# GIVEN RECORDS:
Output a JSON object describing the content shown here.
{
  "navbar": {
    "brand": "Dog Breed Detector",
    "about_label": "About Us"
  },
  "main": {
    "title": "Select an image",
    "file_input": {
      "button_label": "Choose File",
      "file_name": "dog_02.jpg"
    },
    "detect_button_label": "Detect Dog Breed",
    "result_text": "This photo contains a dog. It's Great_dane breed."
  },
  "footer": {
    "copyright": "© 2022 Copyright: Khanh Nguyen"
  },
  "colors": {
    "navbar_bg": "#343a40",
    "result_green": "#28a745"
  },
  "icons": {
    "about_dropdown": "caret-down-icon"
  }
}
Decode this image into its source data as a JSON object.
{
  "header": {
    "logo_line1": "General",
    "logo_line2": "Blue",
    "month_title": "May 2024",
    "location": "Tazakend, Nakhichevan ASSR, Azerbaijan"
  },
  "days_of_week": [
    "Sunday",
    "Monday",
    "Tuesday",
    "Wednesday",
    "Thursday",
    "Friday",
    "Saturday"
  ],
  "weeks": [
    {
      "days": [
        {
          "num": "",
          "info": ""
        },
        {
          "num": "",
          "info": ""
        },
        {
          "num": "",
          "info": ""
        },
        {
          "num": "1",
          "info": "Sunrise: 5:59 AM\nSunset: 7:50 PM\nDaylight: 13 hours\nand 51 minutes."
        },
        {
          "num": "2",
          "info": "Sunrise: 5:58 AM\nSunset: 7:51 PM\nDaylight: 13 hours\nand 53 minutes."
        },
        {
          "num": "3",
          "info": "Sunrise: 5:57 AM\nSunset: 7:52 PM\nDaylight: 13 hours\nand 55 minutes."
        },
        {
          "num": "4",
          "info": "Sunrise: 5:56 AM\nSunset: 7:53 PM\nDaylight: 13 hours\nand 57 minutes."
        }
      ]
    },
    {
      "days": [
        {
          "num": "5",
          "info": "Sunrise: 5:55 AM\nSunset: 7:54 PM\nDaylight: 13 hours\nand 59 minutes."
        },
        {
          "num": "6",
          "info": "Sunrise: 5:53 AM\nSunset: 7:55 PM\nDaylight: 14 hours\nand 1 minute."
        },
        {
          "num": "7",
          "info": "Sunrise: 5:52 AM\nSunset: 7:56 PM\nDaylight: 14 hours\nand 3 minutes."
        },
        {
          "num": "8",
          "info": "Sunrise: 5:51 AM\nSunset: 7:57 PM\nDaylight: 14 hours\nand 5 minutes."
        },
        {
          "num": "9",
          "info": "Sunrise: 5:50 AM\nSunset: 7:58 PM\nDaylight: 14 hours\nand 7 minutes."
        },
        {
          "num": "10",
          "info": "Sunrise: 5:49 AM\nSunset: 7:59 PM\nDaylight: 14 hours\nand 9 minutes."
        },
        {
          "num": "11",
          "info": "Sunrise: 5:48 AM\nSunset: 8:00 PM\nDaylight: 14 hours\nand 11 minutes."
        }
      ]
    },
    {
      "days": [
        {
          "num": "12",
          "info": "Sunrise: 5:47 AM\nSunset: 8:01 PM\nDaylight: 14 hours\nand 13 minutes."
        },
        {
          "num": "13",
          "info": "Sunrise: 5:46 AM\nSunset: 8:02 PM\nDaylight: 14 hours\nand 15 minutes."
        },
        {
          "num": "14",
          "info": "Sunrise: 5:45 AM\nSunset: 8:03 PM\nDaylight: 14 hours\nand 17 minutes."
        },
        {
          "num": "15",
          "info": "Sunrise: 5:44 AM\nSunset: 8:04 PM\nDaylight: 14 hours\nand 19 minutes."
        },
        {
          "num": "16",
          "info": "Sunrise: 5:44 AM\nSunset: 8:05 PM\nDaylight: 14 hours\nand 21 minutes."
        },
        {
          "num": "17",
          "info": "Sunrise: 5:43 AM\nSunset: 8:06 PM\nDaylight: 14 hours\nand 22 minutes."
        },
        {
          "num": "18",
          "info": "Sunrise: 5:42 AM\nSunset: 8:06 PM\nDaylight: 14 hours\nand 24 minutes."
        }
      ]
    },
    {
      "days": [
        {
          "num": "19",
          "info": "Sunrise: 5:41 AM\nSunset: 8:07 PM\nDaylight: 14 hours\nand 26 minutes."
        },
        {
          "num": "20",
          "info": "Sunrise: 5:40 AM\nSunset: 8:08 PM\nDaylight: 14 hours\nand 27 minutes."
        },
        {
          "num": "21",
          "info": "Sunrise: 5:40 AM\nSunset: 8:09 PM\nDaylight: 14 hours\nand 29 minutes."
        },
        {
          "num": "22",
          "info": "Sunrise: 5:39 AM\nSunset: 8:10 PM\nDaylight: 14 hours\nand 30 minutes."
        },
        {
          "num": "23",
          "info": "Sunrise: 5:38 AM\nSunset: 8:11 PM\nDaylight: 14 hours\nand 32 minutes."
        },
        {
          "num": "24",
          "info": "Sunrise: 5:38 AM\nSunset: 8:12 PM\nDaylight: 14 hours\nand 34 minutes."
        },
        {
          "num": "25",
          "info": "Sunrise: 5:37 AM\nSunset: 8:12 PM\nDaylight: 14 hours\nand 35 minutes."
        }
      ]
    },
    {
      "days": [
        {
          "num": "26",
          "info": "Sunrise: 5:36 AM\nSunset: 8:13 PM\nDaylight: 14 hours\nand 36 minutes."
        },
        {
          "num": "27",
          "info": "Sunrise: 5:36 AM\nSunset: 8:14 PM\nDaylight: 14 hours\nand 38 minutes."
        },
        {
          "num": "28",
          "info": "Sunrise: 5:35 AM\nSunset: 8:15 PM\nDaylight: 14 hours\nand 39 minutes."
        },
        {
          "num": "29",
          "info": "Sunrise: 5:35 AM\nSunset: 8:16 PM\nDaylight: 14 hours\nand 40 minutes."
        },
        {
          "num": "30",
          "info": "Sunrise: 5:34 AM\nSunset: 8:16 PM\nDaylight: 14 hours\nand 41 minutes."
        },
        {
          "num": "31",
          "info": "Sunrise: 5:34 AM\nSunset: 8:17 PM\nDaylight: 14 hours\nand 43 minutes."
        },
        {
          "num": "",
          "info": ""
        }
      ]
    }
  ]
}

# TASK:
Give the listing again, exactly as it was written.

# ANSWER TO THIS TASK:
Output a JSON object describing the content shown here.
{
  "navbar": {
    "brand": "Dog Breed Detector",
    "about_label": "About Us"
  },
  "main": {
    "title": "Select an image",
    "file_input": {
      "button_label": "Choose File",
      "file_name": "dog_02.jpg"
    },
    "detect_button_label": "Detect Dog Breed",
    "result_text": "This photo contains a dog. It's Great_dane breed."
  },
  "footer": {
    "copyright": "© 2022 Copyright: Khanh Nguyen"
  },
  "colors": {
    "navbar_bg": "#343a40",
    "result_green": "#28a745"
  },
  "icons": {
    "about_dropdown": "caret-down-icon"
  }
}
Decode this image into its source data as a JSON object.
{
  "header": {
    "logo_line1": "General",
    "logo_line2": "Blue",
    "month_title": "May 2024",
    "location": "Tazakend, Nakhichevan ASSR, Azerbaijan"
  },
  "days_of_week": [
    "Sunday",
    "Monday",
    "Tuesday",
    "Wednesday",
    "Thursday",
    "Friday",
    "Saturday"
  ],
  "weeks": [
    {
      "days": [
        {
          "num": "",
          "info": ""
        },
        {
          "num": "",
          "info": ""
        },
        {
          "num": "",
          "info": ""
        },
        {
          "num": "1",
          "info": "Sunrise: 5:59 AM\nSunset: 7:50 PM\nDaylight: 13 hours\nand 51 minutes."
        },
        {
          "num": "2",
          "info": "Sunrise: 5:58 AM\nSunset: 7:51 PM\nDaylight: 13 hours\nand 53 minutes."
        },
        {
          "num": "3",
          "info": "Sunrise: 5:57 AM\nSunset: 7:52 PM\nDaylight: 13 hours\nand 55 minutes."
        },
        {
          "num": "4",
          "info": "Sunrise: 5:56 AM\nSunset: 7:53 PM\nDaylight: 13 hours\nand 57 minutes."
        }
      ]
    },
    {
      "days": [
        {
          "num": "5",
          "info": "Sunrise: 5:55 AM\nSunset: 7:54 PM\nDaylight: 13 hours\nand 59 minutes."
        },
        {
          "num": "6",
          "info": "Sunrise: 5:53 AM\nSunset: 7:55 PM\nDaylight: 14 hours\nand 1 minute."
        },
        {
          "num": "7",
          "info": "Sunrise: 5:52 AM\nSunset: 7:56 PM\nDaylight: 14 hours\nand 3 minutes."
        },
        {
          "num": "8",
          "info": "Sunrise: 5:51 AM\nSunset: 7:57 PM\nDaylight: 14 hours\nand 5 minutes."
        },
        {
          "num": "9",
          "info": "Sunrise: 5:50 AM\nSunset: 7:58 PM\nDaylight: 14 hours\nand 7 minutes."
        },
        {
          "num": "10",
          "info": "Sunrise: 5:49 AM\nSunset: 7:59 PM\nDaylight: 14 hours\nand 9 minutes."
        },
        {
          "num": "11",
          "info": "Sunrise: 5:48 AM\nSunset: 8:00 PM\nDaylight: 14 hours\nand 11 minutes."
        }
      ]
    },
    {
      "days": [
        {
          "num": "12",
          "info": "Sunrise: 5:47 AM\nSunset: 8:01 PM\nDaylight: 14 hours\nand 13 minutes."
        },
        {
          "num": "13",
          "info": "Sunrise: 5:46 AM\nSunset: 8:02 PM\nDaylight: 14 hours\nand 15 minutes."
        },
        {
          "num": "14",
          "info": "Sunrise: 5:45 AM\nSunset: 8:03 PM\nDaylight: 14 hours\nand 17 minutes."
        },
        {
          "num": "15",
          "info": "Sunrise: 5:44 AM\nSunset: 8:04 PM\nDaylight: 14 hours\nand 19 minutes."
        },
        {
          "num": "16",
          "info": "Sunrise: 5:44 AM\nSunset: 8:05 PM\nDaylight: 14 hours\nand 21 minutes."
        },
        {
          "num": "17",
          "info": "Sunrise: 5:43 AM\nSunset: 8:06 PM\nDaylight: 14 hours\nand 22 minutes."
        },
        {
          "num": "18",
          "info": "Sunrise: 5:42 AM\nSunset: 8:06 PM\nDaylight: 14 hours\nand 24 minutes."
        }
      ]
    },
    {
      "days": [
        {
          "num": "19",
          "info": "Sunrise: 5:41 AM\nSunset: 8:07 PM\nDaylight: 14 hours\nand 26 minutes."
        },
        {
          "num": "20",
          "info": "Sunrise: 5:40 AM\nSunset: 8:08 PM\nDaylight: 14 hours\nand 27 minutes."
        },
        {
          "num": "21",
          "info": "Sunrise: 5:40 AM\nSunset: 8:09 PM\nDaylight: 14 hours\nand 29 minutes."
        },
        {
          "num": "22",
          "info": "Sunrise: 5:39 AM\nSunset: 8:10 PM\nDaylight: 14 hours\nand 30 minutes."
        },
        {
          "num": "23",
          "info": "Sunrise: 5:38 AM\nSunset: 8:11 PM\nDaylight: 14 hours\nand 32 minutes."
        },
        {
          "num": "24",
          "info": "Sunrise: 5:38 AM\nSunset: 8:12 PM\nDaylight: 14 hours\nand 34 minutes."
        },
        {
          "num": "25",
          "info": "Sunrise: 5:37 AM\nSunset: 8:12 PM\nDaylight: 14 hours\nand 35 minutes."
        }
      ]
    },
    {
      "days": [
        {
          "num": "26",
          "info": "Sunrise: 5:36 AM\nSunset: 8:13 PM\nDaylight: 14 hours\nand 36 minutes."
        },
        {
          "num": "27",
          "info": "Sunrise: 5:36 AM\nSunset: 8:14 PM\nDaylight: 14 hours\nand 38 minutes."
        },
        {
          "num": "28",
          "info": "Sunrise: 5:35 AM\nSunset: 8:15 PM\nDaylight: 14 hours\nand 39 minutes."
        },
        {
          "num": "29",
          "info": "Sunrise: 5:35 AM\nSunset: 8:16 PM\nDaylight: 14 hours\nand 40 minutes."
        },
        {
          "num": "30",
          "info": "Sunrise: 5:34 AM\nSunset: 8:16 PM\nDaylight: 14 hours\nand 41 minutes."
        },
        {
          "num": "31",
          "info": "Sunrise: 5:34 AM\nSunset: 8:17 PM\nDaylight: 14 hours\nand 43 minutes."
        },
        {
          "num": "",
          "info": ""
        }
      ]
    }
  ]
}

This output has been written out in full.